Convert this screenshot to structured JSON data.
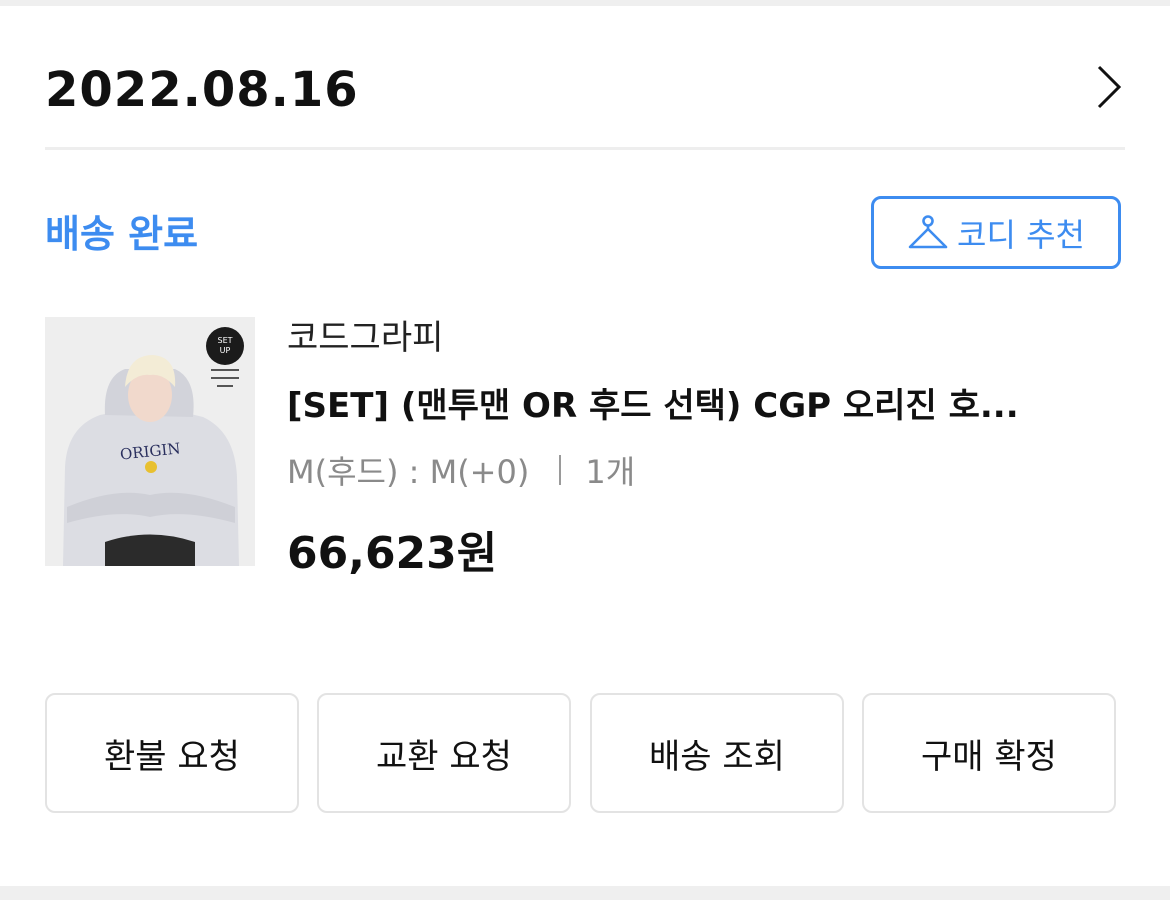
{
  "order": {
    "date": "2022.08.16",
    "status": "배송 완료",
    "codi_button": {
      "label": "코디 추천",
      "icon": "hanger-icon"
    }
  },
  "product": {
    "brand": "코드그라피",
    "name": "[SET] (맨투맨 OR 후드 선택) CGP 오리진 호...",
    "option": "M(후드) : M(+0)",
    "quantity": "1개",
    "price": "66,623원",
    "thumbnail": {
      "badge_lines": [
        "SET",
        "UP"
      ],
      "shirt_text": "ORIGIN"
    }
  },
  "actions": [
    {
      "label": "환불 요청"
    },
    {
      "label": "교환 요청"
    },
    {
      "label": "배송 조회"
    },
    {
      "label": "구매 확정"
    }
  ],
  "colors": {
    "accent": "#3d8cf0",
    "text": "#111111",
    "muted": "#8a8a8a",
    "border": "#e3e3e3",
    "band": "#efefef"
  }
}
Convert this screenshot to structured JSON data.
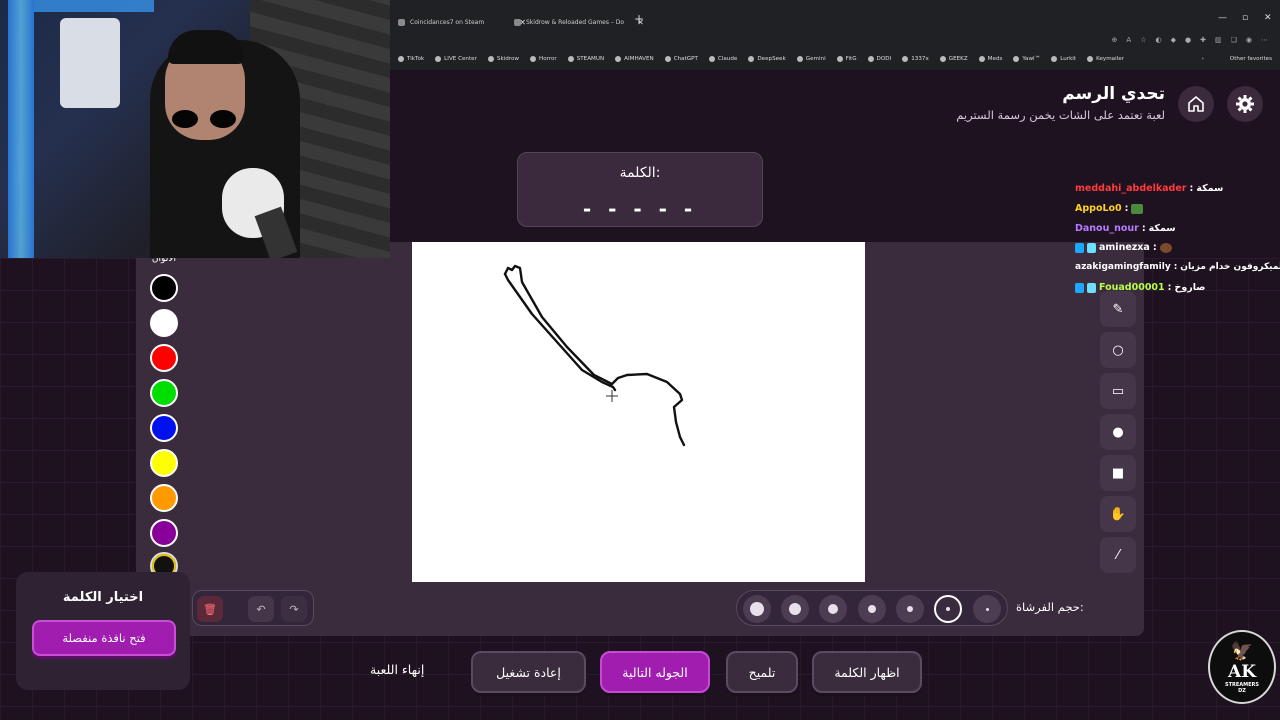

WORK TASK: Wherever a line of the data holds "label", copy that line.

FINAL ANSWER:
      "label": "코디 추천",
      "label": "환불 요청"
      "label": "교환 요청"
      "label": "배송 조회"
      "label": "구매 확정"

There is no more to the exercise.